_Task objective_.
The expected answer comprises all lines from the entries that contain the string "Applications".

━━━━━ Provided material

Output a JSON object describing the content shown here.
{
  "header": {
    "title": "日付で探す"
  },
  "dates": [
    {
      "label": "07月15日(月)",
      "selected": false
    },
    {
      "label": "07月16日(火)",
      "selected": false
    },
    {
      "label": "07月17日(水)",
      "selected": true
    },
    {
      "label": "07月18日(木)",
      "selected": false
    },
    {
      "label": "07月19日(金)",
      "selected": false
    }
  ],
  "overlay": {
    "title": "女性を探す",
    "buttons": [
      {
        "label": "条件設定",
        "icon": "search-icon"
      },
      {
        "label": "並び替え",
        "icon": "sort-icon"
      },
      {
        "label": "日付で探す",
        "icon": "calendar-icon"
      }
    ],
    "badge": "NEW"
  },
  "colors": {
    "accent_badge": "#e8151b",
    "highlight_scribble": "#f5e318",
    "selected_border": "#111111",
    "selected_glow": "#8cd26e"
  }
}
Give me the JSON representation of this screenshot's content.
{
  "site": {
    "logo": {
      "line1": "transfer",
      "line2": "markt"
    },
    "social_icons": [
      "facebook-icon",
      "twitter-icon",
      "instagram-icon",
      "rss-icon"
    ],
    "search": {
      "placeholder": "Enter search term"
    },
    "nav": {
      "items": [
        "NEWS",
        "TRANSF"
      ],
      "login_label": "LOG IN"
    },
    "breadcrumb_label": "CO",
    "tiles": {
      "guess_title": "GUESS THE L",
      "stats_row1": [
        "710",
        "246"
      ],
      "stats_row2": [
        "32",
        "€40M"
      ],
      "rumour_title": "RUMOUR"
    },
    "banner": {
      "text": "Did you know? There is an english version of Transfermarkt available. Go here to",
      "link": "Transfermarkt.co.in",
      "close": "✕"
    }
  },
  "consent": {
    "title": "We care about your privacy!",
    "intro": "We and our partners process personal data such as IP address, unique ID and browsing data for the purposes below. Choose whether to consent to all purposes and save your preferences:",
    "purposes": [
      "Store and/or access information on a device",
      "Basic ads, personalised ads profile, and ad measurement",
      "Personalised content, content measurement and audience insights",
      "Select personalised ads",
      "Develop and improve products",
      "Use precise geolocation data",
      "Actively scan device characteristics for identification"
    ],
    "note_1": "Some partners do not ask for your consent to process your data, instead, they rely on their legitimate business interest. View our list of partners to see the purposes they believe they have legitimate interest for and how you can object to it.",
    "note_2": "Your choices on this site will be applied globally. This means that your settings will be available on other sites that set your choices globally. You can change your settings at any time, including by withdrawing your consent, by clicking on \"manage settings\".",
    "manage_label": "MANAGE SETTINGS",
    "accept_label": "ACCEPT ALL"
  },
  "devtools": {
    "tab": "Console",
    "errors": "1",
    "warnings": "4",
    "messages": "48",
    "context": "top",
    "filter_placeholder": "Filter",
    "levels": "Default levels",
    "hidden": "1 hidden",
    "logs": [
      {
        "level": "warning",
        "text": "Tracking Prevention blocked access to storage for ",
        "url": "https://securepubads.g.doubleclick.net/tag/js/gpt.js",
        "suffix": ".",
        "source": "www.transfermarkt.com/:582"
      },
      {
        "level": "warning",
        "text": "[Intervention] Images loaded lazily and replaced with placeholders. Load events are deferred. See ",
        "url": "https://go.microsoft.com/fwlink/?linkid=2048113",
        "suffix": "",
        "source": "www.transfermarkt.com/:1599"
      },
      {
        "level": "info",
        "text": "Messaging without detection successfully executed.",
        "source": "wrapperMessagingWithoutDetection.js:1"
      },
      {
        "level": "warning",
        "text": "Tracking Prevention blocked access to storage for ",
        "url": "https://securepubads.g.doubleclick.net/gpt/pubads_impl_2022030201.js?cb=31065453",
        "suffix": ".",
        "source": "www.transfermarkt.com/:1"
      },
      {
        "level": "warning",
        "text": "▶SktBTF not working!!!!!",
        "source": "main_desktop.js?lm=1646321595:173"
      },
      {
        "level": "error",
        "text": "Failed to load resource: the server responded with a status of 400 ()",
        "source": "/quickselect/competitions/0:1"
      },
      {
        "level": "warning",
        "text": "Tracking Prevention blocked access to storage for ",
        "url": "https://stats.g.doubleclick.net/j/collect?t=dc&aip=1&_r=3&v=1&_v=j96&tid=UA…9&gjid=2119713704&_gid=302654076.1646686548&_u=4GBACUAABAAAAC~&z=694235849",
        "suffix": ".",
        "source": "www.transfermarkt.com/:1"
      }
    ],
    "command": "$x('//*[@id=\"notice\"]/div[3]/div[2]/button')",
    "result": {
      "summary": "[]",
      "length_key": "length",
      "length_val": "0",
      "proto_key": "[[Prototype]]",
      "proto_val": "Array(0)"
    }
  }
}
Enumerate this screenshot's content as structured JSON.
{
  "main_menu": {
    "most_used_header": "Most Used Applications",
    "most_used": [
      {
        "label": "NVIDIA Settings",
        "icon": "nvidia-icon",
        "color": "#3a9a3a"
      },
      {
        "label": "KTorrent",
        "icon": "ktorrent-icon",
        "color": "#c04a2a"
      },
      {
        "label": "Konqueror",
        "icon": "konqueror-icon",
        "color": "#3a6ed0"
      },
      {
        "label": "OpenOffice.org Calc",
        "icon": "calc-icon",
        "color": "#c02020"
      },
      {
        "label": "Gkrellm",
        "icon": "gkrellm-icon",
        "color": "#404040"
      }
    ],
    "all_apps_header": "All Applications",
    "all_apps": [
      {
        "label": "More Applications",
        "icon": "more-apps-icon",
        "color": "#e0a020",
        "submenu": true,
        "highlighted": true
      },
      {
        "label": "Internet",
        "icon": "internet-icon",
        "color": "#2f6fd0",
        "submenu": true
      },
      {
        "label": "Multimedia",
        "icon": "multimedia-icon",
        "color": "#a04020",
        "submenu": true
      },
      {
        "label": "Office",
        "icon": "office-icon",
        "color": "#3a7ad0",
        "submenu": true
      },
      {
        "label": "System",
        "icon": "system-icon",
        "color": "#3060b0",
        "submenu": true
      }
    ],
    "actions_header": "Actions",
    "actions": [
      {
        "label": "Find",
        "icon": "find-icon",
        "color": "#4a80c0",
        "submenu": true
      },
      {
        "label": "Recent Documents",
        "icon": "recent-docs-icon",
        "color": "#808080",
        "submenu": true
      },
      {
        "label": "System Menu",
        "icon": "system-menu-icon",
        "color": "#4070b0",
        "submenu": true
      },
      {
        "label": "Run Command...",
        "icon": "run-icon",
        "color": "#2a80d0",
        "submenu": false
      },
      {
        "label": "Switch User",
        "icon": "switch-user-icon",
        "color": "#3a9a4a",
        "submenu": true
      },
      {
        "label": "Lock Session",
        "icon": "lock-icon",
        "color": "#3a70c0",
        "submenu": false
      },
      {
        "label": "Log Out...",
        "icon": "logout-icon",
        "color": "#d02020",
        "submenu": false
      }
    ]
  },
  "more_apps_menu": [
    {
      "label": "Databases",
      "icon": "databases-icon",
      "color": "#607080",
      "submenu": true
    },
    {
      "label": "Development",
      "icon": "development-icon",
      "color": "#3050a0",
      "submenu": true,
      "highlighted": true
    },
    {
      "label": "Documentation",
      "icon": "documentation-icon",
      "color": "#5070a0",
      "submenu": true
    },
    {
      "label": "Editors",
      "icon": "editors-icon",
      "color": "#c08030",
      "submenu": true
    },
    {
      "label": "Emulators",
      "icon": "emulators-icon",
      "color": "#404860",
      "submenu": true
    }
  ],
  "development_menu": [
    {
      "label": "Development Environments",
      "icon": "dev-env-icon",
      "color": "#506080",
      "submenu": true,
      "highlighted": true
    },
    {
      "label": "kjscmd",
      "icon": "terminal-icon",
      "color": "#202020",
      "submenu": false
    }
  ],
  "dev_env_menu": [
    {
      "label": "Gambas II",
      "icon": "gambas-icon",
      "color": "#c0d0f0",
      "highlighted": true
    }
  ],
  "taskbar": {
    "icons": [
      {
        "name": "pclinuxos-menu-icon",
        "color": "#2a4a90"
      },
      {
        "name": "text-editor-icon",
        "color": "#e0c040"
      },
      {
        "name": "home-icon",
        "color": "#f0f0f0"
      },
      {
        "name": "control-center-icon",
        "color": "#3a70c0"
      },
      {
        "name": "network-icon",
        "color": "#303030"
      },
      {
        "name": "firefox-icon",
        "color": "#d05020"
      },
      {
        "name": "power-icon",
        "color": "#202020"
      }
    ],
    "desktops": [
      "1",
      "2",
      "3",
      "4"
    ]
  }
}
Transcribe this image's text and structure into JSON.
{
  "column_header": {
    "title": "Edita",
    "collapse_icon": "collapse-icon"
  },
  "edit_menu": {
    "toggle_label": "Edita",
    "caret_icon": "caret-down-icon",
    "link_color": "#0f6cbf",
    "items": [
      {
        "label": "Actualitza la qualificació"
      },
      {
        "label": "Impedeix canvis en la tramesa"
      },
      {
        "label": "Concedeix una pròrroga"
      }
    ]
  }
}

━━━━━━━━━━

_Problem solution_.
    "most_used_header": "Most Used Applications",
    "all_apps_header": "All Applications",
        "label": "More Applications",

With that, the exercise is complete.